Directions
Only a number is expected: how many lines in the entries that follow contain the word "name"?
----------------
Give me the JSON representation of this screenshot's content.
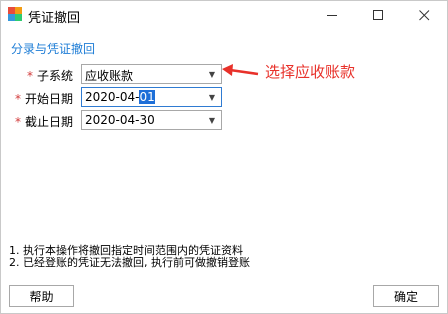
{
  "window": {
    "title": "凭证撤回",
    "icon": "app-logo-icon"
  },
  "section_title": "分录与凭证撤回",
  "form": {
    "required_mark": "*",
    "subsystem": {
      "label": "子系统",
      "value": "应收账款"
    },
    "start_date": {
      "label": "开始日期",
      "value_prefix": "2020-04-",
      "value_selected": "01"
    },
    "end_date": {
      "label": "截止日期",
      "value": "2020-04-30"
    }
  },
  "annotation": {
    "text": "选择应收账款",
    "color": "#e8312a"
  },
  "notes": [
    "1. 执行本操作将撤回指定时间范围内的凭证资料",
    "2. 已经登账的凭证无法撤回, 执行前可做撤销登账"
  ],
  "buttons": {
    "help": "帮助",
    "ok": "确定"
  },
  "colors": {
    "accent": "#1e7dd6",
    "required": "#d23a3a",
    "selection": "#1e6fd8"
  }
}
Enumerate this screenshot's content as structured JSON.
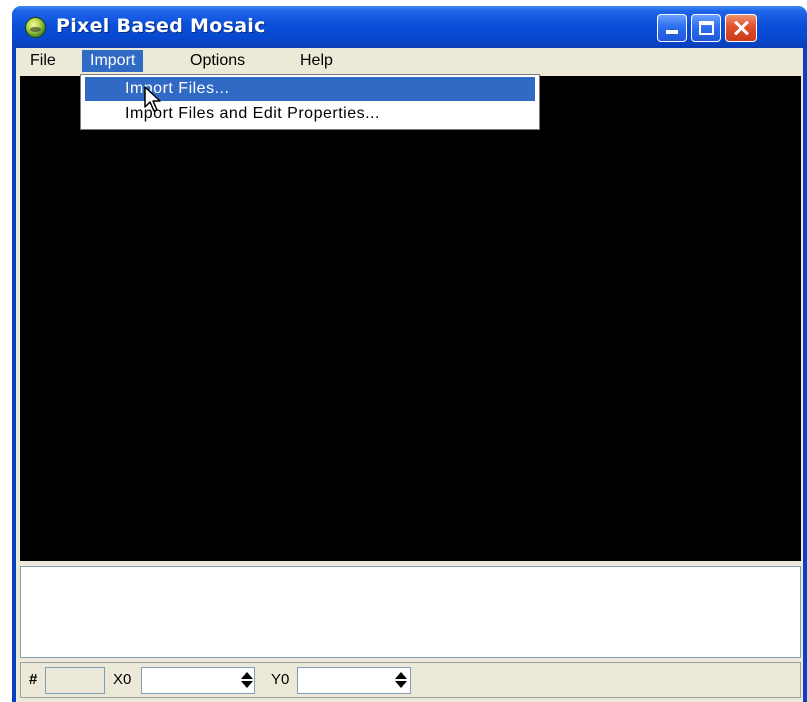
{
  "window": {
    "title": "Pixel Based Mosaic",
    "icon": "globe-app-icon",
    "controls": [
      "minimize-icon",
      "maximize-icon",
      "close-icon"
    ]
  },
  "menubar": {
    "items": [
      {
        "label": "File"
      },
      {
        "label": "Import",
        "active": true
      },
      {
        "label": "Options"
      },
      {
        "label": "Help"
      }
    ]
  },
  "import_menu": {
    "items": [
      {
        "label": "Import Files...",
        "highlighted": true
      },
      {
        "label": "Import Files and Edit Properties..."
      }
    ]
  },
  "statusbar": {
    "hash_label": "#",
    "hash_value": "",
    "x0_label": "X0",
    "x0_value": "",
    "y0_label": "Y0",
    "y0_value": ""
  },
  "colors": {
    "titlebar": "#0a4fd8",
    "highlight": "#316ac5",
    "canvas": "#000000",
    "face": "#ece9d8"
  }
}
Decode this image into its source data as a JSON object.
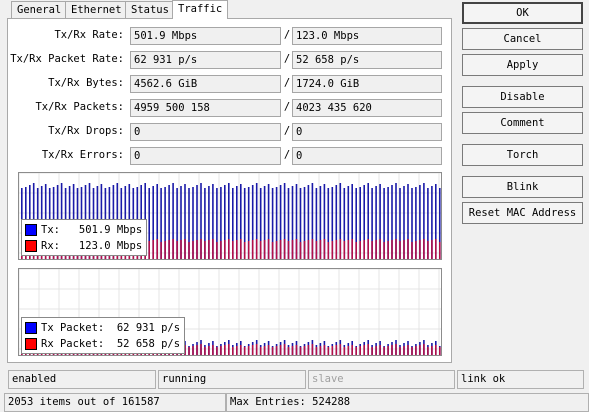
{
  "tabs": [
    "General",
    "Ethernet",
    "Status",
    "Traffic"
  ],
  "fields": [
    {
      "label": "Tx/Rx Rate:",
      "tx": "501.9 Mbps",
      "rx": "123.0 Mbps"
    },
    {
      "label": "Tx/Rx Packet Rate:",
      "tx": "62 931 p/s",
      "rx": "52 658 p/s"
    },
    {
      "label": "Tx/Rx Bytes:",
      "tx": "4562.6 GiB",
      "rx": "1724.0 GiB"
    },
    {
      "label": "Tx/Rx Packets:",
      "tx": "4959 500 158",
      "rx": "4023 435 620"
    },
    {
      "label": "Tx/Rx Drops:",
      "tx": "0",
      "rx": "0"
    },
    {
      "label": "Tx/Rx Errors:",
      "tx": "0",
      "rx": "0"
    }
  ],
  "separator": "/",
  "traffic_legend": {
    "tx": "Tx:   501.9 Mbps",
    "rx": "Rx:   123.0 Mbps"
  },
  "packet_legend": {
    "tx": "Tx Packet:  62 931 p/s",
    "rx": "Rx Packet:  52 658 p/s"
  },
  "buttons": [
    "OK",
    "Cancel",
    "Apply",
    "Disable",
    "Comment",
    "Torch",
    "Blink",
    "Reset MAC Address"
  ],
  "status": {
    "state": "enabled",
    "run": "running",
    "slave": "slave",
    "link": "link ok"
  },
  "footer": {
    "items": "2053 items out of 161587",
    "max": "Max Entries: 524288"
  },
  "colors": {
    "tx": "#1a1aa8",
    "rx": "#b0104a",
    "tx_swatch": "#0000ff",
    "rx_swatch": "#ff0000"
  },
  "chart_data": [
    {
      "type": "bar",
      "name": "traffic",
      "series": [
        {
          "name": "Tx",
          "level": 0.85,
          "unit": "Mbps"
        },
        {
          "name": "Rx",
          "level": 0.22,
          "unit": "Mbps"
        }
      ],
      "bars": 106
    },
    {
      "type": "bar",
      "name": "packets",
      "series": [
        {
          "name": "Tx Packet",
          "level": 0.14
        },
        {
          "name": "Rx Packet",
          "level": 0.11
        }
      ],
      "bars": 106
    }
  ]
}
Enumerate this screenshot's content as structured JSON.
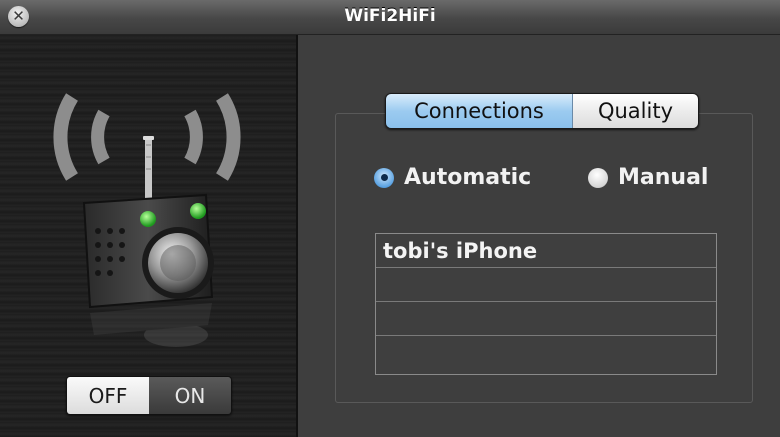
{
  "window": {
    "title": "WiFi2HiFi",
    "close_glyph": "✕"
  },
  "tabs": [
    {
      "label": "Connections",
      "selected": true
    },
    {
      "label": "Quality",
      "selected": false
    }
  ],
  "mode": {
    "options": [
      {
        "label": "Automatic",
        "selected": true
      },
      {
        "label": "Manual",
        "selected": false
      }
    ]
  },
  "connections": {
    "rows": [
      "tobi's iPhone",
      "",
      "",
      ""
    ]
  },
  "power": {
    "off_label": "OFF",
    "on_label": "ON",
    "state": "OFF"
  },
  "colors": {
    "accent": "#8ac0ec",
    "led": "#35d33a"
  }
}
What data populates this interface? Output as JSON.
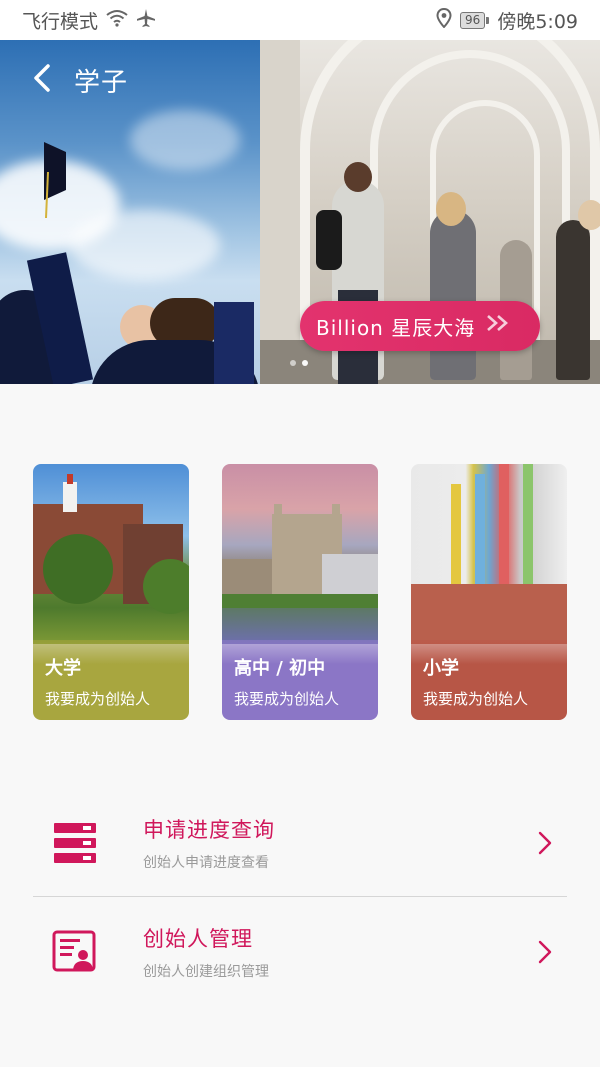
{
  "status_bar": {
    "left_text": "飞行模式",
    "battery": "96",
    "time": "傍晚5:09",
    "icons": [
      "wifi-icon",
      "airplane-icon",
      "location-icon",
      "battery-icon"
    ]
  },
  "header": {
    "title": "学子",
    "back_icon": "chevron-left-icon"
  },
  "banner": {
    "promo_label": "Billion 星辰大海",
    "promo_icon": "double-chevron-right-icon",
    "slide_count": 2,
    "active_slide": 2
  },
  "cards": [
    {
      "title": "大学",
      "subtitle": "我要成为创始人",
      "color": "#a8a63f"
    },
    {
      "title": "高中 / 初中",
      "subtitle": "我要成为创始人",
      "color": "#8b76c6"
    },
    {
      "title": "小学",
      "subtitle": "我要成为创始人",
      "color": "#b75646"
    }
  ],
  "menu": [
    {
      "title": "申请进度查询",
      "subtitle": "创始人申请进度查看",
      "icon": "list-progress-icon"
    },
    {
      "title": "创始人管理",
      "subtitle": "创始人创建组织管理",
      "icon": "founder-card-icon"
    }
  ],
  "colors": {
    "accent": "#d0175b",
    "promo": "#e3336e",
    "background": "#f8f8f8"
  }
}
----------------
Solved problem
6